Every year after the start of the 2nd quarter, I begin preparing next year’s staffing models in anticipation that someone on the executive team will ask for them because they’re thinking about next year’s budget plans. They need a WFM staffing model that shows required headcount in order to justify those payroll dollars in the annual budget meetings.
There is always a question about relativity when comparing annual numbers in a month-over-month view. People need to be reminded that March doesn’t have the same number of days as April. And June has the same number of days as April, but it doesn’t have the same number of weekdays. And even if it did, June this year doesn’t have the same number of weekdays as June will next year. Since Monday may have a higher volume than Thursdays, it’s important to know where every single one of these 365 days will fall on the calendar.
I always expect December and January to be rocky because of the heavy holidays that occur during those months, but the year 2016 is even a little more exaggerated than what I normally see, due to the fact that 2016 is a Leap Year, and 2015 has a bizarre situation with 4th of July falling on a Saturday. That’s why a chart like the one below can be a great visual tool to have on hand—before you get cornered by people who need an explanation about why you decided to suddenly increase next August’s forecast by +9%.

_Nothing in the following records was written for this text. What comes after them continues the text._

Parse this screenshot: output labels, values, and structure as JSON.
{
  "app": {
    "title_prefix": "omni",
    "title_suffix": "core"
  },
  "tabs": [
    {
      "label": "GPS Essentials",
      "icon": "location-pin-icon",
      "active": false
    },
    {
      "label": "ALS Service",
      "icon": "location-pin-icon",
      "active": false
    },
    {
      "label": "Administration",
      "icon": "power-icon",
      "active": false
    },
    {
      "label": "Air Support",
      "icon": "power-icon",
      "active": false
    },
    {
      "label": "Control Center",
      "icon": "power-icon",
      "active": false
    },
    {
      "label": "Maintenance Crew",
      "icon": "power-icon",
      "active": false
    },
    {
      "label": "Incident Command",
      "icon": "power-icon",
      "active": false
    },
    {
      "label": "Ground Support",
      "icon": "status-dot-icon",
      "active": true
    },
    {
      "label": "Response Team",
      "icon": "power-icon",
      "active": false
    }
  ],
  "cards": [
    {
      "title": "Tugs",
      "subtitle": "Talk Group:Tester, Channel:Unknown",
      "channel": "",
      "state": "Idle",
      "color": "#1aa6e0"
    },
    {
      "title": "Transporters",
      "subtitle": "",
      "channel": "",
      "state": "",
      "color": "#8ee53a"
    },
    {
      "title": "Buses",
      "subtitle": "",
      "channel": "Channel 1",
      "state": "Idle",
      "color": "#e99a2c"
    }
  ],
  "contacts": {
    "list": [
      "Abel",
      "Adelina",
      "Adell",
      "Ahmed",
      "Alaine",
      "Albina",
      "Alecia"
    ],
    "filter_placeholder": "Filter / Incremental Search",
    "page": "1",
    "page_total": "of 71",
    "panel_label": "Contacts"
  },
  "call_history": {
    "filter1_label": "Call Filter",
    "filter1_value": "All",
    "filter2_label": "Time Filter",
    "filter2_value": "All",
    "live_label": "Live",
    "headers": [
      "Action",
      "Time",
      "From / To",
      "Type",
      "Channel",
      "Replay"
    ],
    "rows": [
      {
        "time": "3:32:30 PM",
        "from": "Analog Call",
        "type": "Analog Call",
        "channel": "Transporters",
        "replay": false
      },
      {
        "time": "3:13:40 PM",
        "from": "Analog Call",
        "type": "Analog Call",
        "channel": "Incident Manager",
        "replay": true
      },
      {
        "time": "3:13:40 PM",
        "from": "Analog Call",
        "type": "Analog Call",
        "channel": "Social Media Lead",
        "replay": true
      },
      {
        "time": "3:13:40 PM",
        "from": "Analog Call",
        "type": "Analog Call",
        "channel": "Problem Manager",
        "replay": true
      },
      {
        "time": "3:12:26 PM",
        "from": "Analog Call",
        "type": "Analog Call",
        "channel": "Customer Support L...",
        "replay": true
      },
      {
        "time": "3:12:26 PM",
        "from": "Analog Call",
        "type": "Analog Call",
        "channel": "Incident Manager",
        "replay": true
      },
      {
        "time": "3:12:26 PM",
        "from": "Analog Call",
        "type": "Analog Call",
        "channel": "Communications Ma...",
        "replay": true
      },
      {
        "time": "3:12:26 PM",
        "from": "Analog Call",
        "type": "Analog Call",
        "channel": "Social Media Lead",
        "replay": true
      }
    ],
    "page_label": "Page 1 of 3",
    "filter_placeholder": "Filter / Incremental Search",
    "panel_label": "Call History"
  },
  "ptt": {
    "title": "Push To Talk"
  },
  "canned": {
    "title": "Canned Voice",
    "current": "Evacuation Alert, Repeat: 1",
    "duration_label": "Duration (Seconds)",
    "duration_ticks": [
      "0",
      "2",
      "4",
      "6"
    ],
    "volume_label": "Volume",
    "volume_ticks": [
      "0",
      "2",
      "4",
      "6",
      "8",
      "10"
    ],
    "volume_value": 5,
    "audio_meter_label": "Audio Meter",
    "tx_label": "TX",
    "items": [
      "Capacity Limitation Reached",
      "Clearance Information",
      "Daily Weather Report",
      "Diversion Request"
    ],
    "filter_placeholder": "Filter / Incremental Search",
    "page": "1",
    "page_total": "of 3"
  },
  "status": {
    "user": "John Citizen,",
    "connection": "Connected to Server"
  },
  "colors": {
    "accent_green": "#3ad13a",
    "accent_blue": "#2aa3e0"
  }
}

The black line represents the current year, 2015, and the orange line is next year’s monthly volumes. Both years have been completely calibrated to reflect identical daily volumes with no growth factors at all and with the corresponding year’s holiday factors, so these two lines demonstrate the true, unadjusted impact of the calendar for a group that is open Monday through Friday. The same idea also applies for a 7-day operation, but you’ll just see a lesser gap between the two years. It’s basically saying that, if the calls that were forecasted in 2015 arrived on the calendar dates in 2016, this is how the monthly volumes would turn out. For this group’s normal day-of-week arrival patterns, August 2016 does legitimately deserve +9% more than it has in the current year. Calendar days.
When you’re working with people outside of your WFM team, showing them this chart first can help to set a mental expectation that prepares them to more easily accept the other charts to come afterward, which will include the forecasting differences and eventually the staffing difference.
UPDATE: I’ve received a few requests to demonstrate the calendar index days’ impact for 2016 vs. 2017. The noticeable flip-flop occurs strongest in April-May 2017, but is also showing up a little in late summer and early fall months, as well. Since 2016 was a leap year, and Feb. 29th happened on a Monday of all days, the flip-flop will also be noticed in February, too, because 2017 has less weekdays than the year before. Below is an updated chart to help in your explanation how nature first affects 2017 call volume without regard to growth rates, declining trends, or any other call drivers.